With an abundance of sushi joints on campus and over 600 sushi restaurants in Metro Vancouver, it’s safe to say Vancouverites never have to stray far for the popular seafood dishes. However, the curious folk who wonder about the environmental impact of eating sushi should brace themselves for the news — it’s time to reconsider eating sushi on a regular basis.
So what makes sushi environmentally unfriendly? Seaweed is off the hook — it’s relatively sustainable and has a negligible carbon footprint. While rice cultivation does generate some greenhouse gases, it’s not enough to warrant serious concern. The problem with sushi is the fish. Overfishing of the world’s oceans is pushing fish populations to the brink of collapse.
Dr. Dirk Zeller, senior scientist and executive director of Sea Around Us, a UBC research initiative that assesses the impact of fisheries on the world’s marine ecosystems, said that global fish catches peaked in the 1990s and have been declining ever since. Unfortunately, this decline is not the result of policy coming to the rescue to regulate catch quotas, but is simply due to fewer fish being in the ocean.
Zeller and his colleague, Dr. Daniel Pauley, found that fish catches between 1950 and 2010 are far greater than global records show since small-scale fishing, illegal fishing and discarded fish are rarely included in global catch reports. Zeller and Pauley’s data also show that declining fish catches are much more severe than records suggest.
“We are far too obsessed with eating seafood in the developed world,” said Zeller. “Seafood should only be an occasional and small addition to our diet. Our recent fad for sushi in the west — a rich man’s consumerist fad — does not help, although the majority of sushi grade tuna is eaten in Asia.”
The sushi and canned tuna industry combined have decimated global populations of bluefin tuna. Yellowfin and bigeye tuna, collectively known as “ahi” tuna, are also dwindling.
“If you do go and eat sushi — better not more than once per month — stay away from the expensive tuna cuts such as bluefin and bigeye; stick to yellowfin or even better, Pacific skipjack,” said Zeller. He recommends opting for non-tuna sushi such as mackerel, or marine invertebrates like clams or octopus.
The collapse of global fish populations has been a long time coming and the consequences are dire. The advent of steam trawlers in the 1870s rapidly led to local depletion of stocks in waters around developed countries, so fishers moved into broader territory.
“Virtually all waters around the world are being fished by industrial fisheries,” said Zeller, highlighting that many developing nations are feeling the effects of depleted fish stocks.
“The vast majority of fish eaten in the developed world is imported from elsewhere, not fish caught in our own waters. We as consumers in the developed world need to ask ourselves if the piece of fish we are about to eat has been taken out of the mouths of hungry and poor people in Africa and parts of Asia.”

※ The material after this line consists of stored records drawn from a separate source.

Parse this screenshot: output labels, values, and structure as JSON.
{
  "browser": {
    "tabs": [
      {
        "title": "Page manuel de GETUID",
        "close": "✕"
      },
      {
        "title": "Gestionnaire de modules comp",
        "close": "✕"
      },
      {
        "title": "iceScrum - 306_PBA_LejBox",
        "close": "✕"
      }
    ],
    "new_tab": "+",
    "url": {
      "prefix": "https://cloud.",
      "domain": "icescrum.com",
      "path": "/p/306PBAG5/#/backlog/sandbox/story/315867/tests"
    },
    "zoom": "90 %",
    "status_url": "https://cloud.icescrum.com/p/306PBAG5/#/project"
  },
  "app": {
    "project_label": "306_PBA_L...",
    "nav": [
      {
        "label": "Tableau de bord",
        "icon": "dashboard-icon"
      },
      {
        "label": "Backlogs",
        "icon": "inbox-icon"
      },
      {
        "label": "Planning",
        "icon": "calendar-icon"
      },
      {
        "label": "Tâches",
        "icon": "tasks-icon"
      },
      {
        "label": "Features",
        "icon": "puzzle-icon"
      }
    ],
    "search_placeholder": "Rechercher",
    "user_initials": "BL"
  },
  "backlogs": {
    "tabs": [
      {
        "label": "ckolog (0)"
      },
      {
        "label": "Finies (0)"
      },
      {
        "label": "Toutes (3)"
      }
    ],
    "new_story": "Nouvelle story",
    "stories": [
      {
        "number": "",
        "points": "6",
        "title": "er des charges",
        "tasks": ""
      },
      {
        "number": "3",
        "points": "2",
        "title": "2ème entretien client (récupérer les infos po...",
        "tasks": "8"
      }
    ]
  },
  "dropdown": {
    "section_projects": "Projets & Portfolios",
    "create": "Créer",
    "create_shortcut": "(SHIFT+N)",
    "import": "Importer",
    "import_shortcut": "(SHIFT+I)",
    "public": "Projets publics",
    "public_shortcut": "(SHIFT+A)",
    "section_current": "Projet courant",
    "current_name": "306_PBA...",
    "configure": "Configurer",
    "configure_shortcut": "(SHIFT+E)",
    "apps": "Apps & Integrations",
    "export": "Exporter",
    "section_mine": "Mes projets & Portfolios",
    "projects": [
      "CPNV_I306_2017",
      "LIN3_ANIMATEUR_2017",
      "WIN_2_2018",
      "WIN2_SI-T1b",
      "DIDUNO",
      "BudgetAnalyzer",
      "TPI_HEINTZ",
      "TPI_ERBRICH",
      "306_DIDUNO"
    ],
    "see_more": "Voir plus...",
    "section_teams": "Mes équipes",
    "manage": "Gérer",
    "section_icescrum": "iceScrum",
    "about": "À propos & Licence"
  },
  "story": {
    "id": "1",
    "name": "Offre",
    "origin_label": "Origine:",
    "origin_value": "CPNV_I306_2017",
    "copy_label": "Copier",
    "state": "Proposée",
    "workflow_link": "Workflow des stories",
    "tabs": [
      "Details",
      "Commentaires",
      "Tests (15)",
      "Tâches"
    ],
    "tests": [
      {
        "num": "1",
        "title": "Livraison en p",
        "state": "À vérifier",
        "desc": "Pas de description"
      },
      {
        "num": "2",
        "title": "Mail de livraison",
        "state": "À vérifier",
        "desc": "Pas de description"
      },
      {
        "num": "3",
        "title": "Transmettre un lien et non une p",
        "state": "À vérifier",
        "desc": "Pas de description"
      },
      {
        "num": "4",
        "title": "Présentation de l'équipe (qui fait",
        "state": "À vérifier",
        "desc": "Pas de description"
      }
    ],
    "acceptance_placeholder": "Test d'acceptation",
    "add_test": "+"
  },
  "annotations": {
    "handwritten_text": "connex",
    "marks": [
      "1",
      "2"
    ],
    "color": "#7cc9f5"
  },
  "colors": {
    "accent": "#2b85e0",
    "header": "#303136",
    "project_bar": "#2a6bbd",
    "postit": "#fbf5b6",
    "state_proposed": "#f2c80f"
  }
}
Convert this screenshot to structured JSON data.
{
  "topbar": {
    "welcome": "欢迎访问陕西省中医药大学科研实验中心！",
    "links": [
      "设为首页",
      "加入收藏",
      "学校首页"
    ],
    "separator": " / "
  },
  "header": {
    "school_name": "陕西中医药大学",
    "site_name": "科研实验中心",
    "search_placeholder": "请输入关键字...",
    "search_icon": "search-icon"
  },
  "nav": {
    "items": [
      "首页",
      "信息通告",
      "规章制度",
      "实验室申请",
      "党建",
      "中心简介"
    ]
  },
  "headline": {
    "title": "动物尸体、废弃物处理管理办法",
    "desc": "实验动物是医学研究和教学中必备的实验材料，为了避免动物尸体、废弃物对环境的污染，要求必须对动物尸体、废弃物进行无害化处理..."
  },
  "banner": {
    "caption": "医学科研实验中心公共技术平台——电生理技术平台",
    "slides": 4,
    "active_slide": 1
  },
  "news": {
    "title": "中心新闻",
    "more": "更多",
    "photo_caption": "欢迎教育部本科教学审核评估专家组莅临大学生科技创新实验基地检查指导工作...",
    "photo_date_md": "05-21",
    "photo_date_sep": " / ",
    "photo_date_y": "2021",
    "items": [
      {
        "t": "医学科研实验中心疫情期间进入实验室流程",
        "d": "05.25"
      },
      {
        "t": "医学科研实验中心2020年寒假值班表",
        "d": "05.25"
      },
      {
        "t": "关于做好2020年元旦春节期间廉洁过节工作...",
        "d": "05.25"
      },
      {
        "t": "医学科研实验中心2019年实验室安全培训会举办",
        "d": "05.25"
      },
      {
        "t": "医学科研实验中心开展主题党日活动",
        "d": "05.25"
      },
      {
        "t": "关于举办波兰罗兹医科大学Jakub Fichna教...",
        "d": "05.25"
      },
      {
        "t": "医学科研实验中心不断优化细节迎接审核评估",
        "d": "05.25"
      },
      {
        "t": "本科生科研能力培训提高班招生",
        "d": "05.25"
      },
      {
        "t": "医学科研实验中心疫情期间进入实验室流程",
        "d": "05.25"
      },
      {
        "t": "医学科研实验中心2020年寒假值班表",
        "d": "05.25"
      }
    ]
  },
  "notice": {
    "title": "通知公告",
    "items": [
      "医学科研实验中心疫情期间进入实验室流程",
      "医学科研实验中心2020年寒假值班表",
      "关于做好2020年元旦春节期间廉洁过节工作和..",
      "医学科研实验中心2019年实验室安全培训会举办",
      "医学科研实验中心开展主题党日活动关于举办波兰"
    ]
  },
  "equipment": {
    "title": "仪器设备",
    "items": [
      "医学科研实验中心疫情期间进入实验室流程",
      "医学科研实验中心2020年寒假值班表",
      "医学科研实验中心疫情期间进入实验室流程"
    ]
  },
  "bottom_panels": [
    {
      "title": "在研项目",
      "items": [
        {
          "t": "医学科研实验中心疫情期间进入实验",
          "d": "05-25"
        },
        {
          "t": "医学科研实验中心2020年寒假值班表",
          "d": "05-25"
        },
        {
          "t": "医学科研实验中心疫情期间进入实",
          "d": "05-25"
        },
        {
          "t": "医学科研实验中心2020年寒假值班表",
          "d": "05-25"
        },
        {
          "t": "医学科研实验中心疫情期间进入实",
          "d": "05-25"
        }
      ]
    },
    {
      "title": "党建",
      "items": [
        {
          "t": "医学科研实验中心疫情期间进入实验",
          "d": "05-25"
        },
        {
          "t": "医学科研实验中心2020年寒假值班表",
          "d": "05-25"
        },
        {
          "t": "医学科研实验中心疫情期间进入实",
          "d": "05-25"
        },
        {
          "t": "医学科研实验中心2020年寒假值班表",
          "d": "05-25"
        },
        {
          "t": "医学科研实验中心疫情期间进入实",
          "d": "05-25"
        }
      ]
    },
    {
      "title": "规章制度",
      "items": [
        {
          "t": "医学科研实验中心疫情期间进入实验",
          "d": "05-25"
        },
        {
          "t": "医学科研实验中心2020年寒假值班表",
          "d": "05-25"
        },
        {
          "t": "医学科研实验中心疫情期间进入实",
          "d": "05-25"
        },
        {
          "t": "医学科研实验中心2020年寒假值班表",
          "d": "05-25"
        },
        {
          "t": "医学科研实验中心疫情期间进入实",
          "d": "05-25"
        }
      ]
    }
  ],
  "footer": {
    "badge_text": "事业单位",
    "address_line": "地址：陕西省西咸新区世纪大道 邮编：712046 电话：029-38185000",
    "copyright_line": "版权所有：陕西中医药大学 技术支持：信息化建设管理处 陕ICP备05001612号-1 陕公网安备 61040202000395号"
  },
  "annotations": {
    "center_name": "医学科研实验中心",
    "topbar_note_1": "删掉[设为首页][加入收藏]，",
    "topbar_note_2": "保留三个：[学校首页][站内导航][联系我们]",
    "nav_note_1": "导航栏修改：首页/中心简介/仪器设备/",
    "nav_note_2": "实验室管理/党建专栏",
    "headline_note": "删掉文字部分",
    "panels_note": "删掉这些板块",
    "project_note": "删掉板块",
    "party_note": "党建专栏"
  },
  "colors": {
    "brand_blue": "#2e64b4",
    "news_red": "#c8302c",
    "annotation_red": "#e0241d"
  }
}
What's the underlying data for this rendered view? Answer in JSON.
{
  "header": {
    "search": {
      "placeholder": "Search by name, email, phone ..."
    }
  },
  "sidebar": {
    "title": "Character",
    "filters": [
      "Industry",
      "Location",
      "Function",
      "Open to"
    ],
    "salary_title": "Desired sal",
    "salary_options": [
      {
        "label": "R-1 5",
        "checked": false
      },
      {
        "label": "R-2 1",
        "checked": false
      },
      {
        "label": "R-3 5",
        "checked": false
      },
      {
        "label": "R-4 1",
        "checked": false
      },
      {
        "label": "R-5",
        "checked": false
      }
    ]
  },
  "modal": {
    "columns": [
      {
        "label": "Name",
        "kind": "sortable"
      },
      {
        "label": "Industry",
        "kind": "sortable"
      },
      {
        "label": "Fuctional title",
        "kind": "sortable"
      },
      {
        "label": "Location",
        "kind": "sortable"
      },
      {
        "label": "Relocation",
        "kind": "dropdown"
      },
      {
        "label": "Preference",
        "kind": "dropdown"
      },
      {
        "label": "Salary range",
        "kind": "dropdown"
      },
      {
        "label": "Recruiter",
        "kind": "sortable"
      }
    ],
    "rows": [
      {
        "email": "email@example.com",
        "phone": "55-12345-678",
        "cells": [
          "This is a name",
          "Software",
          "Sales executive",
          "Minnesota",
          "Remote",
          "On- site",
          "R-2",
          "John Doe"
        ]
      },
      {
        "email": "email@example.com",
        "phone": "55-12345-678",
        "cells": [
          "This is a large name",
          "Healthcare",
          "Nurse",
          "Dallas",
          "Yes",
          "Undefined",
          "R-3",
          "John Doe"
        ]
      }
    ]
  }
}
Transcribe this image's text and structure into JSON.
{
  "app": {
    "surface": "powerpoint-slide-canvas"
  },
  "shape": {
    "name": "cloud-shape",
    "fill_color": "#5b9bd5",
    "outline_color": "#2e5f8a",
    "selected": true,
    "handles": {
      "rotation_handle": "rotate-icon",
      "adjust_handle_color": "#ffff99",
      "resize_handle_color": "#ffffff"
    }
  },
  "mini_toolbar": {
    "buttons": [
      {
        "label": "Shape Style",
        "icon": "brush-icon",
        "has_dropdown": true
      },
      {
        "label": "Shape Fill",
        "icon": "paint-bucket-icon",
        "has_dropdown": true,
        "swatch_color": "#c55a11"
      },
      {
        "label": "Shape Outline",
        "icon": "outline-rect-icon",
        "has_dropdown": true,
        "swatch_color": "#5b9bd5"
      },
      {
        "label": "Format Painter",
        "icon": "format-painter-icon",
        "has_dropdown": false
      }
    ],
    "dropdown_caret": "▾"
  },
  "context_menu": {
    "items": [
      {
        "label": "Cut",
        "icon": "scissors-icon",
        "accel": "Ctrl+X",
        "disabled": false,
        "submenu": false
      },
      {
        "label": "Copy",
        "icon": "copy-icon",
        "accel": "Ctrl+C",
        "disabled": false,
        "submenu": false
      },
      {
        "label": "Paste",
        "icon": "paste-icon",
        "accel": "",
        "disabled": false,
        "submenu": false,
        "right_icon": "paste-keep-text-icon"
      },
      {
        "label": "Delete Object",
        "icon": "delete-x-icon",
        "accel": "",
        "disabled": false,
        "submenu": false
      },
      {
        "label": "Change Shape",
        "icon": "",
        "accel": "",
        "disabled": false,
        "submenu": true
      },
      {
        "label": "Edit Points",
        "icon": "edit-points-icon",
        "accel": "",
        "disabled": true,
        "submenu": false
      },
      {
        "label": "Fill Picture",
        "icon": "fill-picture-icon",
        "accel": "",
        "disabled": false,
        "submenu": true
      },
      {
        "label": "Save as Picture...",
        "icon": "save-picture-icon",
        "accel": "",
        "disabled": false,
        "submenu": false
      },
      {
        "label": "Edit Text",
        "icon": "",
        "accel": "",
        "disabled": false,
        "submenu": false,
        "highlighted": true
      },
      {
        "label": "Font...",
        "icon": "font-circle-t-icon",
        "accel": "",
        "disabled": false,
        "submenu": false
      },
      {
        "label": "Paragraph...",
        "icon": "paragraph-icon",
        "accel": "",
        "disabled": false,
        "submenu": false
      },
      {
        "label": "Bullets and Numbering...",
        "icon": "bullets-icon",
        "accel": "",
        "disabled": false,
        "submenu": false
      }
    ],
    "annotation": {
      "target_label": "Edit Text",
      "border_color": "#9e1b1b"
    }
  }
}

Zeller advises avoiding imported fish, especially if it is imported from a developing country. People should also be inquisitive when buying fish from local vendors.
“Consumers need to inform themselves,” said Zeller, who said to ask vendors which fisherman or company caught the fish, where exactly the fish was caught and how the fishery is managed. “Avoid trawl-caught fish, and favour line or trap-caught fish. If the vendor does not have full and ready answers to the questions, don’t buy there.”
Giving up fish altogether may be the best way to go, but there are options for those not quite ready to say goodbye.
“If local fish are caught in an environmentally sustainable manner, there is no reason not to eat it. The question then becomes ‘is that [sustainability] logo really sustainable?’”
Although Zeller does not claim expert status in sustainability labels, he suspects some labelling systems are marketing gimmicks since the criteria for sustainability can vary from one organization to another.
“The focus should be on local products and a good local system of labelling that has good credentials.”
Ocean Wise, a program started by the Vancouver Aquarium in 2005, evaluates the sustainability of seafood suppliers based on their methods of harvesting and the abundance or resilience of the population. However, Ocean Wise does not indicate where the product is from, so it is best to check with the vendor, armed with Zeller’s advice.